I've been studying six colleges and universities for the last three years. Each has been working for five-ten years with some success to improve quality, equitable access, and affordability, simultaneously.
Each institution wants to attain such gains on an institutional scale, and in ways likely to thrive into the future. So each has treated barriers to transformation as malleable, not fixed:
- Many years ago, Georgia State began reorganizing so that a variety of administrative and academic units could work together smoothly to improve graduation rates while maintaining or improving quality. [The link in this bullet, and in those below, lead to more information about the institution's pursuit of 3fold gains.]
- Governors State University has built close, long-term working relationships with area community colleges to increase transfer rates and prepare students for its challenging upper division academic program.
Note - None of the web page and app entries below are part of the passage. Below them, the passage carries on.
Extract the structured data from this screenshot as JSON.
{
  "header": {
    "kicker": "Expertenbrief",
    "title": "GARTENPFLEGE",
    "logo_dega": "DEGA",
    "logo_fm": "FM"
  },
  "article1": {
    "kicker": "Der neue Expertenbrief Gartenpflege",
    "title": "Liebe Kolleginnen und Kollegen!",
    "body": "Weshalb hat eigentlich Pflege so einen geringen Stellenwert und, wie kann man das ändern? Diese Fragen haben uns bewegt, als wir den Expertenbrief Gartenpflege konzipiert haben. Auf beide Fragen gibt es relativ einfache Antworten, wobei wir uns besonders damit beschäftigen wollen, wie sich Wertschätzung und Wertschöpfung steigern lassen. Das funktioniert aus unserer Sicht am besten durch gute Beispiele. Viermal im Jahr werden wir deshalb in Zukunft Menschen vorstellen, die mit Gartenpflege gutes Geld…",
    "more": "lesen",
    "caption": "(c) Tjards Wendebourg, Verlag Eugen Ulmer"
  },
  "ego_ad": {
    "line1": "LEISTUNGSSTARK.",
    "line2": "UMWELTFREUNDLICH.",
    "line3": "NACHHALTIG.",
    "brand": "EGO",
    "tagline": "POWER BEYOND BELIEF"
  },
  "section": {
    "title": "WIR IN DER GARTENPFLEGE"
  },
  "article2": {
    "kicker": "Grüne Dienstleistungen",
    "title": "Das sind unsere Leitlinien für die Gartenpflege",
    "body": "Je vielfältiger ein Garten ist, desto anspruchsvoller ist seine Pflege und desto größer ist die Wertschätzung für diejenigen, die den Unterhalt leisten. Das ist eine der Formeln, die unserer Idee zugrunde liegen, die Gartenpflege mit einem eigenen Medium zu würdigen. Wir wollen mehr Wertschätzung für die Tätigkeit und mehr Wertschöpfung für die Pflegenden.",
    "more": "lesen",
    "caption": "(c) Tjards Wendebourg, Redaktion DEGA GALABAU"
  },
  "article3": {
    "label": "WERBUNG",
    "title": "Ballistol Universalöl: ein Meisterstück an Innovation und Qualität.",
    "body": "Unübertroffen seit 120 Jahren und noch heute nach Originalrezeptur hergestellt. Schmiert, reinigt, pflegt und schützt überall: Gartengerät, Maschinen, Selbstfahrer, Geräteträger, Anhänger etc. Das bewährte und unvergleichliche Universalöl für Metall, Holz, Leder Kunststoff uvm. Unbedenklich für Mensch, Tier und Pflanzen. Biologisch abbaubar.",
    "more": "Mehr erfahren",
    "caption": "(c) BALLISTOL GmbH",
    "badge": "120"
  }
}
- Southern New Hampshire University's College for America, an online project-based curriculum, educates working adults within their workplaces; the university-business partnerships help keep education grounded, motivating, and supportive.
- Guttman Community College was founded to support a variety of kinds of experiential learning. Its scheduling system enables class meetings so long that, in the middle of class, students can spread out into the city, do brief fieldwork assignments, and return for an immediate discussion of their findings. Doing without academic departments has helped faculty collaborate across disciplinary lines.
- The University of Central Oklahoma has implemented a Student Transformative Learning Record (STLR- pronounced stellar). In this ePortfolio, students can post achievements from courses, extracurriculars, and other experiences. They reflect on those experiences and describe how those experiences document their growing expertise and developing values in six crucial dimensions.
- The University of Central Florida got in on the ground floor of online learning, committing in the 1990s to train and actively support every faculty member teaching online. Rapid growth of online programs has enabled major savings in plant, maintenance, and operations. Meanwhile, a substantial fraction of all full-time faculty have received extensive education in how to teach well online and, indirectly, on campus.
That's a little taste of what has emerged from these six institutional case histories. In early 2020, Quality, Access, Affordability: Pursuing 3Fold Gains in Higher Education will be published by Stylus.